▶ _Task item_:
Only lines with the string "description" should be returned from the data below.

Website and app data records
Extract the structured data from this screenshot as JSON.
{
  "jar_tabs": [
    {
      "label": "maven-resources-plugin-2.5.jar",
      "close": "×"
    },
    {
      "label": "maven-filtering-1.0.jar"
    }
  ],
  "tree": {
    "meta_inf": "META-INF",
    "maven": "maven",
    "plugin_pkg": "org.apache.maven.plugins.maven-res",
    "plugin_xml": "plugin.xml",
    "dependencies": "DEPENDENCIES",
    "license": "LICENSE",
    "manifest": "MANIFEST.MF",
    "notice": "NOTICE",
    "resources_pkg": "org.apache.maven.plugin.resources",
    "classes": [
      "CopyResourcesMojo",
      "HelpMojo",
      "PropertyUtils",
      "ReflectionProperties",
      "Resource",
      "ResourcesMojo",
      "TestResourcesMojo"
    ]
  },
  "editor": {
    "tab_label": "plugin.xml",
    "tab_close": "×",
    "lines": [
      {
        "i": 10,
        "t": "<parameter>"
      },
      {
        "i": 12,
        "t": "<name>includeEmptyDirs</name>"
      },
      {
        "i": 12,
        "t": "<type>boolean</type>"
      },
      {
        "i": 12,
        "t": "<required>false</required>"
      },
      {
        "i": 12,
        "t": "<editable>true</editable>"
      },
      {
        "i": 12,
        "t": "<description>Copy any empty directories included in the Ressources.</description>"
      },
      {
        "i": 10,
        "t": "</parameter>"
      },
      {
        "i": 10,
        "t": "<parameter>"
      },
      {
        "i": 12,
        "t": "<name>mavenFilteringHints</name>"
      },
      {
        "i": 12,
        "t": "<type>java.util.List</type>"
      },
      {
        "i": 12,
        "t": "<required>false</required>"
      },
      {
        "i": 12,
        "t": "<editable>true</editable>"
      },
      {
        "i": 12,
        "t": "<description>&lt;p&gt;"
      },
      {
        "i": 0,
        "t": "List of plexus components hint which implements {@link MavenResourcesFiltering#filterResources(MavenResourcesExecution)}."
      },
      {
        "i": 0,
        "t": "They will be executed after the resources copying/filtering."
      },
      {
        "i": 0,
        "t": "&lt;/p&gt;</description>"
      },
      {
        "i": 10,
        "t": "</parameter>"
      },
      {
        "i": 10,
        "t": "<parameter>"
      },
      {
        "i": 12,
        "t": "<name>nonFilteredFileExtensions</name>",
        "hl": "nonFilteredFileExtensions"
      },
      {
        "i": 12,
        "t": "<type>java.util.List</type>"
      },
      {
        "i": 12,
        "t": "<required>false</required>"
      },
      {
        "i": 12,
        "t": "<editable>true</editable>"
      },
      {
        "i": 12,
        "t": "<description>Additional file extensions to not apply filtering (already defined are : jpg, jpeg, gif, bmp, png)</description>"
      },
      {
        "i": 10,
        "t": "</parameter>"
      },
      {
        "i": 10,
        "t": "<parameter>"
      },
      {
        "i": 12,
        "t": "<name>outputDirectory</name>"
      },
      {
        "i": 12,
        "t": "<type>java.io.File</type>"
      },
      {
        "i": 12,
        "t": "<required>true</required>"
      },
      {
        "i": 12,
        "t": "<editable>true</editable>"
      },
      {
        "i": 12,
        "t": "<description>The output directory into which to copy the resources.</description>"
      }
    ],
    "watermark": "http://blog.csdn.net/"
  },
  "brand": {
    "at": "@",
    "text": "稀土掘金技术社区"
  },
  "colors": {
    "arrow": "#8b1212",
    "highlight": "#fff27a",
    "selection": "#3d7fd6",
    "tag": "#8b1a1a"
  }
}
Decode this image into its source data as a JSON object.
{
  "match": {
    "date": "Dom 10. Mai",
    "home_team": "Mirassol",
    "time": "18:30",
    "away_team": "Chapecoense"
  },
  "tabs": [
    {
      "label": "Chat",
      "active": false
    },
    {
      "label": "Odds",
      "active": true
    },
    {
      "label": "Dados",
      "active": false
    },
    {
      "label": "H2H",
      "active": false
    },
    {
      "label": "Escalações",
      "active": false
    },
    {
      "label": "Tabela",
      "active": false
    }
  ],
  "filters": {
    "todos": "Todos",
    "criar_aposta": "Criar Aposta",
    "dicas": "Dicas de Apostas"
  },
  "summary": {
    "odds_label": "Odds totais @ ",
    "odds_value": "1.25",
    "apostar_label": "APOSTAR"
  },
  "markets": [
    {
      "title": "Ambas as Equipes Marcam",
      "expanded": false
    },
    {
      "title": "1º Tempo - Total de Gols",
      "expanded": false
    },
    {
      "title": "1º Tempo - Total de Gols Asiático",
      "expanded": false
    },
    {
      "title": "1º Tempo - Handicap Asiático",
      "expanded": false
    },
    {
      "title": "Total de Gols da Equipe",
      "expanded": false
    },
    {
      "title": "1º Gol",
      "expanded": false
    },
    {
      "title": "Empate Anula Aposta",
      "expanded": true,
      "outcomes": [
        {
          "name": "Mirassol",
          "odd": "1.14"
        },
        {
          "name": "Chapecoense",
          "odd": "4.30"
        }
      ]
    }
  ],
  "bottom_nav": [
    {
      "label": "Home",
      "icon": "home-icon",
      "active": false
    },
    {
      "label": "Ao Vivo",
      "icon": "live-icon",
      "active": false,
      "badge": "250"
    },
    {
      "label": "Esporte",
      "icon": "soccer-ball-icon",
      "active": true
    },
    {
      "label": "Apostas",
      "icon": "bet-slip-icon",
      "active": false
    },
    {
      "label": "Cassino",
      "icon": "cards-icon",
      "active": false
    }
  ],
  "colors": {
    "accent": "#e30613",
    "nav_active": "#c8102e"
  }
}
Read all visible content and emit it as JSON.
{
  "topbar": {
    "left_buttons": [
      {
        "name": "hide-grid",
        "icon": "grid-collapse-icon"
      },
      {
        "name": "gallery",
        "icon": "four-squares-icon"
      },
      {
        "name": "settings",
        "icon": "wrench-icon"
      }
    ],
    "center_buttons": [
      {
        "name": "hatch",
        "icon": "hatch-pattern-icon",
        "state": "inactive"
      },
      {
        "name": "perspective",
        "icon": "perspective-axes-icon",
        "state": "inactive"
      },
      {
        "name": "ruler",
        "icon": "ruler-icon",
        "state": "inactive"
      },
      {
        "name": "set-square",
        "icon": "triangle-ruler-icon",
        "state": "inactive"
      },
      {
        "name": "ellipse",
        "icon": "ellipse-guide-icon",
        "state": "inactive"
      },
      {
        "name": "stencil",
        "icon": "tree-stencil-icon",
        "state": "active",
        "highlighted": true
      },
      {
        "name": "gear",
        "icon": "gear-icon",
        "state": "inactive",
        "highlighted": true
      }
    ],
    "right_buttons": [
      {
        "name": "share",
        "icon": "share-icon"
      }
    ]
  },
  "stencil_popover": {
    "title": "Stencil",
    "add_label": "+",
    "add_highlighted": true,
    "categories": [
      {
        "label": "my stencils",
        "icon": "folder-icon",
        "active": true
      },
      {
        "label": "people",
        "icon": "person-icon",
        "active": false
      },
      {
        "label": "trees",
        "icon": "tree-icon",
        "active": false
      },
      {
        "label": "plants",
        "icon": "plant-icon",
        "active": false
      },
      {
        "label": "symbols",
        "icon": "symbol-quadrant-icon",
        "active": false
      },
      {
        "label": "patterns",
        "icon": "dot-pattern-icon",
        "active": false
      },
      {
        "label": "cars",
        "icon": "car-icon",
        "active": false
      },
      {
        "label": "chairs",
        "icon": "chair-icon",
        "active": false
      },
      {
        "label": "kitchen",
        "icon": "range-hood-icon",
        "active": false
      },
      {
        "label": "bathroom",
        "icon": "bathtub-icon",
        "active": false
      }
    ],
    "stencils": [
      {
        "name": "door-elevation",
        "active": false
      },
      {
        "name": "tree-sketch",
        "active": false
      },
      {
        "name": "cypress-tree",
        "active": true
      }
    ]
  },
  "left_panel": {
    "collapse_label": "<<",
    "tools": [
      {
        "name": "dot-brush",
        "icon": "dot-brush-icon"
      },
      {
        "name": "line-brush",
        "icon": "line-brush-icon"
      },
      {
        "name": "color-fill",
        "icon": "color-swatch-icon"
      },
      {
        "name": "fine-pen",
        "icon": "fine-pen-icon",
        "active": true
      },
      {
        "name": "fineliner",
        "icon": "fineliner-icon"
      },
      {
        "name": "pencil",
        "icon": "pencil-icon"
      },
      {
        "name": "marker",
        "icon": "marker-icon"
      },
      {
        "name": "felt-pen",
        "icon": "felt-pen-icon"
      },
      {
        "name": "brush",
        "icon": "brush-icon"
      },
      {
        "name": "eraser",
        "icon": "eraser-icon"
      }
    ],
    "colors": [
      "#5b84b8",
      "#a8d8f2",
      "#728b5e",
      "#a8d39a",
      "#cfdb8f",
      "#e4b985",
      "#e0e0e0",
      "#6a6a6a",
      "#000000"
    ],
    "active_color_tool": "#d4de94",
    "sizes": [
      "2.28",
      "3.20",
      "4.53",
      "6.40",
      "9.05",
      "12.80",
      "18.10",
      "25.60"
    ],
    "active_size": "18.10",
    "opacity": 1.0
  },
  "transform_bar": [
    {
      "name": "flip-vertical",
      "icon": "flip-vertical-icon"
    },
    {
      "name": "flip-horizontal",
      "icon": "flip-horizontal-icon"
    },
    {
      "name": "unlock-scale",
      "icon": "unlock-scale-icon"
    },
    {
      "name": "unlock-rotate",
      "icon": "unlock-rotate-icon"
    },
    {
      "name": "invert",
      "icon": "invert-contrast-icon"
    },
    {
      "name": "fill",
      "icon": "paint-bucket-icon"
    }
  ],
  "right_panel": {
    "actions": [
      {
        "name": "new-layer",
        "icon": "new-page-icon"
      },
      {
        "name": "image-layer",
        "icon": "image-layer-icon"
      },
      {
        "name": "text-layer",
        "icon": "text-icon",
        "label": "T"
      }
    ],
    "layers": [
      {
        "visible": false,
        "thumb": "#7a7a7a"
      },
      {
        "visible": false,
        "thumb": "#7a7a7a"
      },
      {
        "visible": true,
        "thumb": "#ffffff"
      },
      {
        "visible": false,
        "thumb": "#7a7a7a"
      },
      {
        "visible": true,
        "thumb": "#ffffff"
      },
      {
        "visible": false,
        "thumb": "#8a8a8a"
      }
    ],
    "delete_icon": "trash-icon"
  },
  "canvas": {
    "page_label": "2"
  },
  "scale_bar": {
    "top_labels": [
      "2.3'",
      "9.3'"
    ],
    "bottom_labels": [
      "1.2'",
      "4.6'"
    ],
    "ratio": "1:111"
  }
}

▶ _Result of the task_:
        "t": "<description>Copy any empty directories included in the Ressources.</description>"
        "t": "<description>&lt;p&gt;"
        "t": "&lt;/p&gt;</description>"
        "t": "<description>Additional file extensions to not apply filtering (already defined are : jpg, jpeg, gif, bmp, png)</description>"
        "t": "<description>The output directory into which to copy the resources.</description>"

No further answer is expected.